- _Description of the task_
Every line of the material must be given again verbatim. Skip the images.

- _Data in this exercise_
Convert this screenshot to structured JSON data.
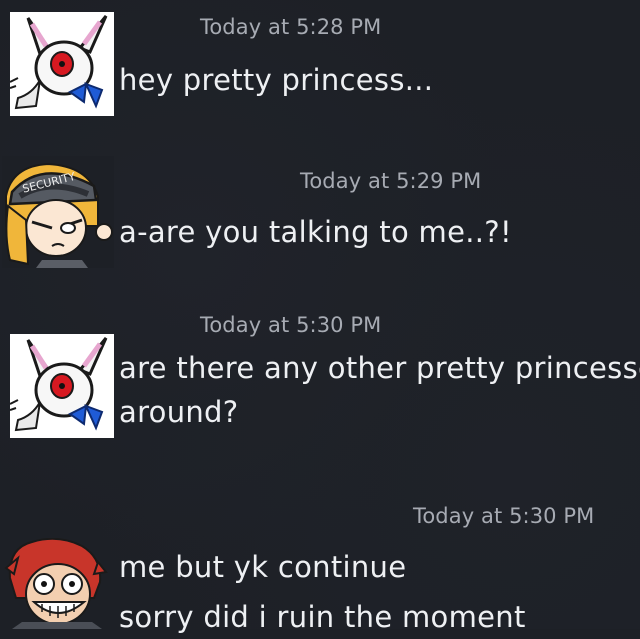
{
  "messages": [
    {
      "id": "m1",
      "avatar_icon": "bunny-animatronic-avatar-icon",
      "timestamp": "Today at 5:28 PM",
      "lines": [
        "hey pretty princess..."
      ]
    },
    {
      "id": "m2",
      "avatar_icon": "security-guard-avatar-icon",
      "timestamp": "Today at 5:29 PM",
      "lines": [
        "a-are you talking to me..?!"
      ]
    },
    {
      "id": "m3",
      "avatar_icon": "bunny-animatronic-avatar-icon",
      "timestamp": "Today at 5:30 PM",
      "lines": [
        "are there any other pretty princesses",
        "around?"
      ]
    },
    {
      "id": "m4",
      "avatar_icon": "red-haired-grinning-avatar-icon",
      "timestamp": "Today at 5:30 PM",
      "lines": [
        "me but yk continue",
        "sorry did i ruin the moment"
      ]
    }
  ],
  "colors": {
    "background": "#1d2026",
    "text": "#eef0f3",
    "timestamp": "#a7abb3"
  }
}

- _Output_
Convert this screenshot to structured JSON data.
{
  "messages": [
    {
      "id": "m1",
      "avatar_icon": "bunny-animatronic-avatar-icon",
      "timestamp": "Today at 5:28 PM",
      "lines": [
        "hey pretty princess..."
      ]
    },
    {
      "id": "m2",
      "avatar_icon": "security-guard-avatar-icon",
      "timestamp": "Today at 5:29 PM",
      "lines": [
        "a-are you talking to me..?!"
      ]
    },
    {
      "id": "m3",
      "avatar_icon": "bunny-animatronic-avatar-icon",
      "timestamp": "Today at 5:30 PM",
      "lines": [
        "are there any other pretty princesses",
        "around?"
      ]
    },
    {
      "id": "m4",
      "avatar_icon": "red-haired-grinning-avatar-icon",
      "timestamp": "Today at 5:30 PM",
      "lines": [
        "me but yk continue",
        "sorry did i ruin the moment"
      ]
    }
  ],
  "colors": {
    "background": "#1d2026",
    "text": "#eef0f3",
    "timestamp": "#a7abb3"
  }
}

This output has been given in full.